Top of Extracted data

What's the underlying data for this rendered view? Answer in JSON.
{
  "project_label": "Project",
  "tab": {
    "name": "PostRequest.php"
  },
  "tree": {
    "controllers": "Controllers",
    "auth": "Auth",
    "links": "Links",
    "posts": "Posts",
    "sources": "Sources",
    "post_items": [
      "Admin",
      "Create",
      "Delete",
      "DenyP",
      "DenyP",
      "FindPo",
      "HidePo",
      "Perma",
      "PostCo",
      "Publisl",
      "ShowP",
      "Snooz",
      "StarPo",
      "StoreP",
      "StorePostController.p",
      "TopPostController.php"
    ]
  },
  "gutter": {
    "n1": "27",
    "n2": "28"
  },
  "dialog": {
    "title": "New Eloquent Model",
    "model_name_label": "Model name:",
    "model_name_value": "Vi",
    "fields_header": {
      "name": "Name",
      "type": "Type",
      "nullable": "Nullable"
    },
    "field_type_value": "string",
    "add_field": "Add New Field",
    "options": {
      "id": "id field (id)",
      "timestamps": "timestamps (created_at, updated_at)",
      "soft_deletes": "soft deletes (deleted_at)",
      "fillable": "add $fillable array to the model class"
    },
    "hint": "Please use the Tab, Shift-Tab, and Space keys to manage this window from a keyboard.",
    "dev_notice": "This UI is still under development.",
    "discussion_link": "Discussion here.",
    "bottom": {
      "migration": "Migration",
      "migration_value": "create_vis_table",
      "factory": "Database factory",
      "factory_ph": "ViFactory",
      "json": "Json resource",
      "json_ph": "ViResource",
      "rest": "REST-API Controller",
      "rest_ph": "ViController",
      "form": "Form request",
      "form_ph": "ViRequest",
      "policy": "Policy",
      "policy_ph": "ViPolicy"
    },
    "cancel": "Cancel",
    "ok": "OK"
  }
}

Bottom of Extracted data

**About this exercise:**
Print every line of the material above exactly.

**Answer section:**
What's the underlying data for this rendered view? Answer in JSON.
{
  "project_label": "Project",
  "tab": {
    "name": "PostRequest.php"
  },
  "tree": {
    "controllers": "Controllers",
    "auth": "Auth",
    "links": "Links",
    "posts": "Posts",
    "sources": "Sources",
    "post_items": [
      "Admin",
      "Create",
      "Delete",
      "DenyP",
      "DenyP",
      "FindPo",
      "HidePo",
      "Perma",
      "PostCo",
      "Publisl",
      "ShowP",
      "Snooz",
      "StarPo",
      "StoreP",
      "StorePostController.p",
      "TopPostController.php"
    ]
  },
  "gutter": {
    "n1": "27",
    "n2": "28"
  },
  "dialog": {
    "title": "New Eloquent Model",
    "model_name_label": "Model name:",
    "model_name_value": "Vi",
    "fields_header": {
      "name": "Name",
      "type": "Type",
      "nullable": "Nullable"
    },
    "field_type_value": "string",
    "add_field": "Add New Field",
    "options": {
      "id": "id field (id)",
      "timestamps": "timestamps (created_at, updated_at)",
      "soft_deletes": "soft deletes (deleted_at)",
      "fillable": "add $fillable array to the model class"
    },
    "hint": "Please use the Tab, Shift-Tab, and Space keys to manage this window from a keyboard.",
    "dev_notice": "This UI is still under development.",
    "discussion_link": "Discussion here.",
    "bottom": {
      "migration": "Migration",
      "migration_value": "create_vis_table",
      "factory": "Database factory",
      "factory_ph": "ViFactory",
      "json": "Json resource",
      "json_ph": "ViResource",
      "rest": "REST-API Controller",
      "rest_ph": "ViController",
      "form": "Form request",
      "form_ph": "ViRequest",
      "policy": "Policy",
      "policy_ph": "ViPolicy"
    },
    "cancel": "Cancel",
    "ok": "OK"
  }
}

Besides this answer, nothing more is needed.